And there was an Ethiopian, a eunuch, a court official of Candace, queen of the Ethiopians, who was in charge of all her treasure. He had come to Jerusalem to worship and was returning, seated in his chariot, and he was reading the prophet Isaiah. And the Spirit said to Philip, “Go over and join this chariot.”
Have you ever seen the perverted purified? When the Exxon Valdez ran aground in Prince William Sound, Alaska on March 24, 1989, the ship spilled eleven million gallons of crude oil into the delicate ecosystem. Contaminated sea otters, birds, and other creatures were featured on the nightly news as a sad reminder of creation’s fragility. Years later, I remember seeing an advertisement boasting the ‘gentle power’ of Dawn dishwashing soap to decontaminate ducklings in Alaska following the environmental disaster of 1989.
By what power is the perverted purified? By whose power are the defiled made disciples of Jesus Christ?

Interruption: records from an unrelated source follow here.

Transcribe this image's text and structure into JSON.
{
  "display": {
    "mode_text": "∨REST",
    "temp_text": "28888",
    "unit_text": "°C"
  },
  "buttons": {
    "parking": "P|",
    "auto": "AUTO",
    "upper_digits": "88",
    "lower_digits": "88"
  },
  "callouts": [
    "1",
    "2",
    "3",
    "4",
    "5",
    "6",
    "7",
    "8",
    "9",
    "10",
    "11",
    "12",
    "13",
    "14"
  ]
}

He elects the excluded. Previously, the Holy Spirit sent Philip to a city (Acts 8:5), to a country, to a people, but in this account, he was sent to a single person. The Ethiopian was likely chosen—or sold by his parents as a child—to enter public service. To set a seal of trust on him for a special office around royal women, he was emasculated (Daniel 1:3-4). In the eyes of first century Judaism, the Ethiopian eunuch was perverted in body and soul and therefore to be excluded from worship in Jerusalem’s Temple (Deuteronomy 23:1). However, those who were once excluded because of indelible externals will be washed clean by irrevocable internals and included by the Holy Spirit of God.
He embraces the excluded. Worship and Bible study are evidence of the Holy Spirit’s regenerating presence in the Ethiopian eunuch. He went up to Jerusalem to worship and as he returned home, he read aloud from Isaiah while riding in his chariot. The Spirit directed Philip the Evangelist to intervene, but not at the Temple. Philip was commanded to “go over and join” the Ethiopian’s chariot. God broke down a wall of separation between Jews (Philip) and Gentiles (Ethiopians), but He also embraced the excluded (eunuchs) because of Jesus’ sacrifice.

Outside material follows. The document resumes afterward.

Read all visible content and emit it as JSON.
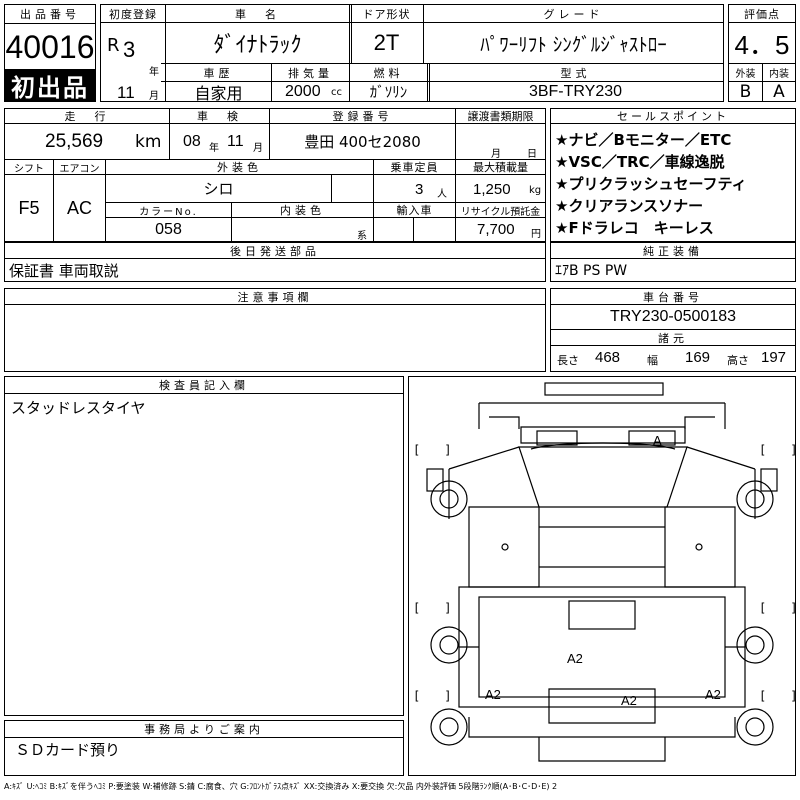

In the Parable of the Banquet (Luke 14:13-14), Jesus said: “But when you give a feast, invite the poor, the crippled, the lame, the blind, and you will be blessed, because they cannot repay you (emphasis mine).” In Christ, God chooses the foreign, rejected, crippled, and perverted and applies the purifying power of His Spirit.

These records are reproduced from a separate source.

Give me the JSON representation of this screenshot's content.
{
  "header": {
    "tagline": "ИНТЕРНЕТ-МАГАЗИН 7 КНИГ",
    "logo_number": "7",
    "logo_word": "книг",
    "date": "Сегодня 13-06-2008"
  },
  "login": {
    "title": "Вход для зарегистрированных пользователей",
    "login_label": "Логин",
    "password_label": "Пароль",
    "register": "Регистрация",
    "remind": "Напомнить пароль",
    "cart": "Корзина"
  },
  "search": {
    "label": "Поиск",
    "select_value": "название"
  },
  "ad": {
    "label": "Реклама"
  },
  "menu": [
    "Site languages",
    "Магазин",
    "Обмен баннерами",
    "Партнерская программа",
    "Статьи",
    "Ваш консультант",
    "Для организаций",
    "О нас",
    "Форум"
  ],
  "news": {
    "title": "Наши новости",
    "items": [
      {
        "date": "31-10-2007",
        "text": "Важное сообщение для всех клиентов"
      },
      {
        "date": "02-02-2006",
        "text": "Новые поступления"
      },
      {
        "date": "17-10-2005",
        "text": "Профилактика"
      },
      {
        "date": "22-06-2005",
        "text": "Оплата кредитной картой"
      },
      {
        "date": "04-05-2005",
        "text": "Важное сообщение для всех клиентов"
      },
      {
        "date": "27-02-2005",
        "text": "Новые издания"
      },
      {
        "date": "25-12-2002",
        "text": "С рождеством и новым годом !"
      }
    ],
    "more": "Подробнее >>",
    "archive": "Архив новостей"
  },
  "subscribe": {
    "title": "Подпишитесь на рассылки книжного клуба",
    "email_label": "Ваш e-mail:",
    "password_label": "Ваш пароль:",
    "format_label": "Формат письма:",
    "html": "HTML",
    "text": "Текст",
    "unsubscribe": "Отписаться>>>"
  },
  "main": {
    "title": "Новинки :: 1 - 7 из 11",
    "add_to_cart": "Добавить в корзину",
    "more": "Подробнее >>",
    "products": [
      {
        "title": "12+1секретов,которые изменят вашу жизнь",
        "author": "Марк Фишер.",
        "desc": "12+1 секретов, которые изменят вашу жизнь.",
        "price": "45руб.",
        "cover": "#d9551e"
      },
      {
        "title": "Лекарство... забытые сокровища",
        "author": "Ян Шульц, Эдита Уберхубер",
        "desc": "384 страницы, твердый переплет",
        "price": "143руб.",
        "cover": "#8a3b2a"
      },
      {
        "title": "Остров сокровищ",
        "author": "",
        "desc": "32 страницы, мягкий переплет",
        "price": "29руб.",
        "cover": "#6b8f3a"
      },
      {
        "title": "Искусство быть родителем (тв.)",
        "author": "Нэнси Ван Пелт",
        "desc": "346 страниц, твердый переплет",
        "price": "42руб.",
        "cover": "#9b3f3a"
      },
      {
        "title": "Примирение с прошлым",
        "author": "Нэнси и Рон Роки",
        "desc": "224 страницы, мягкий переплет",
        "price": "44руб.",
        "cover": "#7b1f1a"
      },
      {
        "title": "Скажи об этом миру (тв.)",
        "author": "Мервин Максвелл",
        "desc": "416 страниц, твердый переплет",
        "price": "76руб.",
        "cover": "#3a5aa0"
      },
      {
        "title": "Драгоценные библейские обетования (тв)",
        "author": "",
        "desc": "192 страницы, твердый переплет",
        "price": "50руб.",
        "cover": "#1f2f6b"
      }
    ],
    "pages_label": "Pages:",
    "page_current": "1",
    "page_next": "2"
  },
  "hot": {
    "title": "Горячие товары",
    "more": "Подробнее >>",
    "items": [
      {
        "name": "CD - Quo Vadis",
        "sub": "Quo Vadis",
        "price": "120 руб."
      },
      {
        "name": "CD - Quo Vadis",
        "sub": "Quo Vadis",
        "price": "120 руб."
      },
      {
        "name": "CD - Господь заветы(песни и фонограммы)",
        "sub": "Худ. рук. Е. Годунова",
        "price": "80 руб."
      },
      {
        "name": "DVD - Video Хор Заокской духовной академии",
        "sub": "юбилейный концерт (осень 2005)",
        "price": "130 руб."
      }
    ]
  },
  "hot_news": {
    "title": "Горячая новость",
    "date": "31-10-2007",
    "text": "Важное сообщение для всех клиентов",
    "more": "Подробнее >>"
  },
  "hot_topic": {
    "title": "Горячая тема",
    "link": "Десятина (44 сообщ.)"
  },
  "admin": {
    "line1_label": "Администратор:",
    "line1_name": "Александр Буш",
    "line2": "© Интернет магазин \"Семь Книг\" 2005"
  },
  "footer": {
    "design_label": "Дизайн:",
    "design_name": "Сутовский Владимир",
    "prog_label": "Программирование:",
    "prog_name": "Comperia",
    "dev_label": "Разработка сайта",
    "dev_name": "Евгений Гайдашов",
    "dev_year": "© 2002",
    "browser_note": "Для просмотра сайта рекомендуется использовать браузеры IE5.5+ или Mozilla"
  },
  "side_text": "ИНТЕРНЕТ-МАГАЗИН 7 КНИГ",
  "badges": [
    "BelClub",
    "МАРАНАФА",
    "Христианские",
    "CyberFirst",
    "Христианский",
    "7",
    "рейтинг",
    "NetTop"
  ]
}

If you were God, how would you choose your friends?
When I was in the second grade, a classmate invited me to his birthday party. The problem was, I didn’t want to go. “If I go to his party, I’ll have to buy him a present and I don’t like him enough for that. Besides, the kids at school don’t really like him”, were the bratty rationalizations offered to my father. But dad, recognizing a teachable moment, said “Son, you don’t choose friends because they already have lots of friends or because of what they can give you. Be a friend to someone who has no friends. Give gifts to those who can give you nothing in return. Be the only friend someone has.” In a brief but unforgettable instant, he taught me about God’s grace in Jesus, the “friend of sinners”.
Aren’t you glad the Omnipotent God targets impotent men?